Task requirements - Could you copy every line from the material below in which "stocks" appears?

Extracted material -

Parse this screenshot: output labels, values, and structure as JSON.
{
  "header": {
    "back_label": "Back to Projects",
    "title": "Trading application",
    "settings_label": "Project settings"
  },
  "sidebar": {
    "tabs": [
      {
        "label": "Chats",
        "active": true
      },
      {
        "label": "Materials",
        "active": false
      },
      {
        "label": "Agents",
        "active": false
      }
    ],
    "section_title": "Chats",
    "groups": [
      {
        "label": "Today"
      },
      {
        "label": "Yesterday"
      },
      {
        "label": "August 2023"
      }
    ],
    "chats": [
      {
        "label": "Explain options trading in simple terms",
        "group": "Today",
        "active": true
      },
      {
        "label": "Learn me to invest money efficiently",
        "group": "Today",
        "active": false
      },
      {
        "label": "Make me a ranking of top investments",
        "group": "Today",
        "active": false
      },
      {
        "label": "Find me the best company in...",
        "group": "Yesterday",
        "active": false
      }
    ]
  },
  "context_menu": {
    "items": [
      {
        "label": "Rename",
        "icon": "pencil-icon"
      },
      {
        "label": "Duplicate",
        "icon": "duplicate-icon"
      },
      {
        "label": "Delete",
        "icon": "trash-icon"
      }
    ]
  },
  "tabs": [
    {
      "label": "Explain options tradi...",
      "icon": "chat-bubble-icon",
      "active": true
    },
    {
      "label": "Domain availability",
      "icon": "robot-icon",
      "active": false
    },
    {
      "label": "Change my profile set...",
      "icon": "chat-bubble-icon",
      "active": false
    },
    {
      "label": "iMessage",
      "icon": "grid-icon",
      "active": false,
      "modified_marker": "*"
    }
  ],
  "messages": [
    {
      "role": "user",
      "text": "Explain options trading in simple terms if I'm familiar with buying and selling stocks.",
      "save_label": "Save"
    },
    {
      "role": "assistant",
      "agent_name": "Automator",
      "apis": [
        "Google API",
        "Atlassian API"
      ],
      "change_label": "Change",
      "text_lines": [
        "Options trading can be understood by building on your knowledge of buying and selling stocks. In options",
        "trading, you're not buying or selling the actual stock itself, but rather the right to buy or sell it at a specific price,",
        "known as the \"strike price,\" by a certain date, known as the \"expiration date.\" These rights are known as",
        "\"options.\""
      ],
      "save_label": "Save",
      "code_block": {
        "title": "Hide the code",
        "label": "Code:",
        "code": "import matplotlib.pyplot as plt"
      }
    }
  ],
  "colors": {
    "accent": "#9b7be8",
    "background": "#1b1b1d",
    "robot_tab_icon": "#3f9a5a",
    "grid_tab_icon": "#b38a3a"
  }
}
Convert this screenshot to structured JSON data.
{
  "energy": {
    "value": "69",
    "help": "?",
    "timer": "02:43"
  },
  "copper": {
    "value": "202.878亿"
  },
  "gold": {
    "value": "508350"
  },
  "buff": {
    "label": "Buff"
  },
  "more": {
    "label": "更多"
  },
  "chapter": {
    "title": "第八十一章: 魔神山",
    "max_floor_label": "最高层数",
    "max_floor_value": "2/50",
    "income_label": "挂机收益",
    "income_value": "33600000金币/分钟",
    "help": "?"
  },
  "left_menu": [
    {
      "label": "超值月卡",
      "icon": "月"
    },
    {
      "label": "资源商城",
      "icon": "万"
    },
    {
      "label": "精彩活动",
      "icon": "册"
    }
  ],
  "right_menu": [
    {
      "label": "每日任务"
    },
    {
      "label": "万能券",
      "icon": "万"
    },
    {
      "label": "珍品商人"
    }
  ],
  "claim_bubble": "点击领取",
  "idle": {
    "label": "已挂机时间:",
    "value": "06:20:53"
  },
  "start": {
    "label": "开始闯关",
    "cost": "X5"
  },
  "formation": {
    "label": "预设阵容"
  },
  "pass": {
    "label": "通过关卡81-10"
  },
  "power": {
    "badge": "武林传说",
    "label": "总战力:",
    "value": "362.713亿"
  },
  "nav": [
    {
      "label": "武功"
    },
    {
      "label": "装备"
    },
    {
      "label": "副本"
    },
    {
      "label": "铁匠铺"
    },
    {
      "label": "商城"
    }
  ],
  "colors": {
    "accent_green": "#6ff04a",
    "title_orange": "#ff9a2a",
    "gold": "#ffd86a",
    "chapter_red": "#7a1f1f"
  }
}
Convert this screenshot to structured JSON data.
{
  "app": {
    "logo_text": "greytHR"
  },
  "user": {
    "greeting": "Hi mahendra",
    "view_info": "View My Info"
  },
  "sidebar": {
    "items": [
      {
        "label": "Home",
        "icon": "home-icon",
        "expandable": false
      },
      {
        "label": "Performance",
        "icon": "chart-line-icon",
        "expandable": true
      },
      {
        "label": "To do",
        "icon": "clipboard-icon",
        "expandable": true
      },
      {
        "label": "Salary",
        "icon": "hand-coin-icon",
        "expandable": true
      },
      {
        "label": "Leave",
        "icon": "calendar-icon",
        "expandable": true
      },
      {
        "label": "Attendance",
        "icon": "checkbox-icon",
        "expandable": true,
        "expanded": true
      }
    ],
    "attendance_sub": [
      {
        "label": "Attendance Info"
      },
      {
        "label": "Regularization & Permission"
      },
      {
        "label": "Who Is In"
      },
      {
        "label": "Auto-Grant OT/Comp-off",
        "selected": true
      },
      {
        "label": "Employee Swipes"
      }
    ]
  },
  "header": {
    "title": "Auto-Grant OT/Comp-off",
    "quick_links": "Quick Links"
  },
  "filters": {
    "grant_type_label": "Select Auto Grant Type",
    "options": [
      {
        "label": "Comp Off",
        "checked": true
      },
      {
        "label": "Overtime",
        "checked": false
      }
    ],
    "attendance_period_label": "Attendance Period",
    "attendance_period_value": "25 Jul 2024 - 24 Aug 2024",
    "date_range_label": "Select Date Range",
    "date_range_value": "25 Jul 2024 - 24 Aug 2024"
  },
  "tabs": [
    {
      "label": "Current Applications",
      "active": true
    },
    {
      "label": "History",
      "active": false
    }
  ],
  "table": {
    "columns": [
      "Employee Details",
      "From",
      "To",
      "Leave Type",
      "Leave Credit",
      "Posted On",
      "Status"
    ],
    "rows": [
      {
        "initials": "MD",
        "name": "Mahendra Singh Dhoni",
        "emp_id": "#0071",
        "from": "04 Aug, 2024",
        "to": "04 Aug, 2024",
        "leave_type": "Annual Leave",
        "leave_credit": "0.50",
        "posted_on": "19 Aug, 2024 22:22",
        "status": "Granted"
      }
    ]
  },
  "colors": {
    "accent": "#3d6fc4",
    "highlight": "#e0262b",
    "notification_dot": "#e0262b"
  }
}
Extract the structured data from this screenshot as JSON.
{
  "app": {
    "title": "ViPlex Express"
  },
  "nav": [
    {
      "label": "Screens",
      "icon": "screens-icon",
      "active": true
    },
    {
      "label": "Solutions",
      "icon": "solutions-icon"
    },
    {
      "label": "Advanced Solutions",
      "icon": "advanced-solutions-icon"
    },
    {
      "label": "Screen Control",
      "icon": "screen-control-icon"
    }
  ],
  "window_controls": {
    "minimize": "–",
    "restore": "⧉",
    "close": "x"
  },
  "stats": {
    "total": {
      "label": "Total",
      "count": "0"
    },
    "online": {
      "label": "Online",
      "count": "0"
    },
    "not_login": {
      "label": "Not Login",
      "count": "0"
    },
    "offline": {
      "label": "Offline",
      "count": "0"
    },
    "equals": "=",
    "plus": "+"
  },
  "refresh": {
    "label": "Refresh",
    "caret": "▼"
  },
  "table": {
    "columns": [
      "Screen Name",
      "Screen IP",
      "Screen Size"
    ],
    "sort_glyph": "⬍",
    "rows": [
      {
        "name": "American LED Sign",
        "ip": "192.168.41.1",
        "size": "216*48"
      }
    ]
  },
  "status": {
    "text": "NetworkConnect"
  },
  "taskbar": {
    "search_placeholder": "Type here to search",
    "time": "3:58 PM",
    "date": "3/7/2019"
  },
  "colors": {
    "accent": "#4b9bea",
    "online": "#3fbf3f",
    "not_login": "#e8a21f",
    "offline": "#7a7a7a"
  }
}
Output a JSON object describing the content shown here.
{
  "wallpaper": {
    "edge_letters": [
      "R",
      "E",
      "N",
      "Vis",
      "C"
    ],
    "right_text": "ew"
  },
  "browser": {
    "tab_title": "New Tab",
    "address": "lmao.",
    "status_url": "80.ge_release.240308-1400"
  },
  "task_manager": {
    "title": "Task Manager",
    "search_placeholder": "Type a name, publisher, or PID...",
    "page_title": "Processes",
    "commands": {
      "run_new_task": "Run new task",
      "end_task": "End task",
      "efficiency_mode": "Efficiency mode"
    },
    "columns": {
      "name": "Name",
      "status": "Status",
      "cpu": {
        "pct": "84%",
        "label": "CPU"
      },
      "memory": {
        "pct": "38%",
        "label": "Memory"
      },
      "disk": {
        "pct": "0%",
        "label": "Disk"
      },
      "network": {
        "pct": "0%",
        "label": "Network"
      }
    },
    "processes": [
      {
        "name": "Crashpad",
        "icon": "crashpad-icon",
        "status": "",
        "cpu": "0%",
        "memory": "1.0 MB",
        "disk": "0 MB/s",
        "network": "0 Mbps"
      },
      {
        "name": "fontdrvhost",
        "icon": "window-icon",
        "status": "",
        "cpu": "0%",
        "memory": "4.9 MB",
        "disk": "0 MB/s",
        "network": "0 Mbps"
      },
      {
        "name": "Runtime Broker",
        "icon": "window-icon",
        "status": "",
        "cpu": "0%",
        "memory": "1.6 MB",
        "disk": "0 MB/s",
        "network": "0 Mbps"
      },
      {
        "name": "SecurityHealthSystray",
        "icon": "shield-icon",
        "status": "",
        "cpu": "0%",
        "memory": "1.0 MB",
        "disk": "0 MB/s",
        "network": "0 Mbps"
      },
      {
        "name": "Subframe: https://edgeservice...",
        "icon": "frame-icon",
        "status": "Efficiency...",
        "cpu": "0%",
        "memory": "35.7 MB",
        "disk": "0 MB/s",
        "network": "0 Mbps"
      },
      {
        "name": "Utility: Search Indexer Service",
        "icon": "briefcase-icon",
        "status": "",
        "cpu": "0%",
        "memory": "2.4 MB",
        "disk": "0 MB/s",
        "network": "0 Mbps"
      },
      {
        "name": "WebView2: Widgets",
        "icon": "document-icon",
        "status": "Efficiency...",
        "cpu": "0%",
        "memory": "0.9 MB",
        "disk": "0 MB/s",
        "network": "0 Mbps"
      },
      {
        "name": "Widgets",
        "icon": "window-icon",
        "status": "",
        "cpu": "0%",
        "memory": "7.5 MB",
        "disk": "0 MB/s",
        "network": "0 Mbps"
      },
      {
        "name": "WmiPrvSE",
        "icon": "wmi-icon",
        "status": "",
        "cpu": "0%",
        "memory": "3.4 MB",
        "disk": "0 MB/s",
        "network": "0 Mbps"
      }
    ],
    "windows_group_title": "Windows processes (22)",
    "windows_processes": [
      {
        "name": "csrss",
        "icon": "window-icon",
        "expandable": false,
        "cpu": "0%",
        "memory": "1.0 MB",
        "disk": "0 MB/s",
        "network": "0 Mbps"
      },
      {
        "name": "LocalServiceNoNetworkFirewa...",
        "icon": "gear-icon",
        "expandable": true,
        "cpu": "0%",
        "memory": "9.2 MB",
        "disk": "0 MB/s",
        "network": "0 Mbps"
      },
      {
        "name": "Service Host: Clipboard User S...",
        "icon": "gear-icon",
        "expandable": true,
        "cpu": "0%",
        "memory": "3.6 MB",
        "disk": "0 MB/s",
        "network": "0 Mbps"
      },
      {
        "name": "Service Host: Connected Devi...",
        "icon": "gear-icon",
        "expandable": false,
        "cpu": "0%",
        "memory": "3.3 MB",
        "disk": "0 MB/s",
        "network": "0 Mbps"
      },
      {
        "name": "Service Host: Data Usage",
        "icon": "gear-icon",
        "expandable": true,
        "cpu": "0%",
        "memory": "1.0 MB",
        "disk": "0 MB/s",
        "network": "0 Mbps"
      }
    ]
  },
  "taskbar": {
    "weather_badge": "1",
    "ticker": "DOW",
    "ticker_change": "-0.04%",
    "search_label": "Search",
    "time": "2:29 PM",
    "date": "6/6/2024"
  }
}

Your response -
      "text": "Explain options trading in simple terms if I'm familiar with buying and selling stocks.",
        "Options trading can be understood by building on your knowledge of buying and selling stocks. In options",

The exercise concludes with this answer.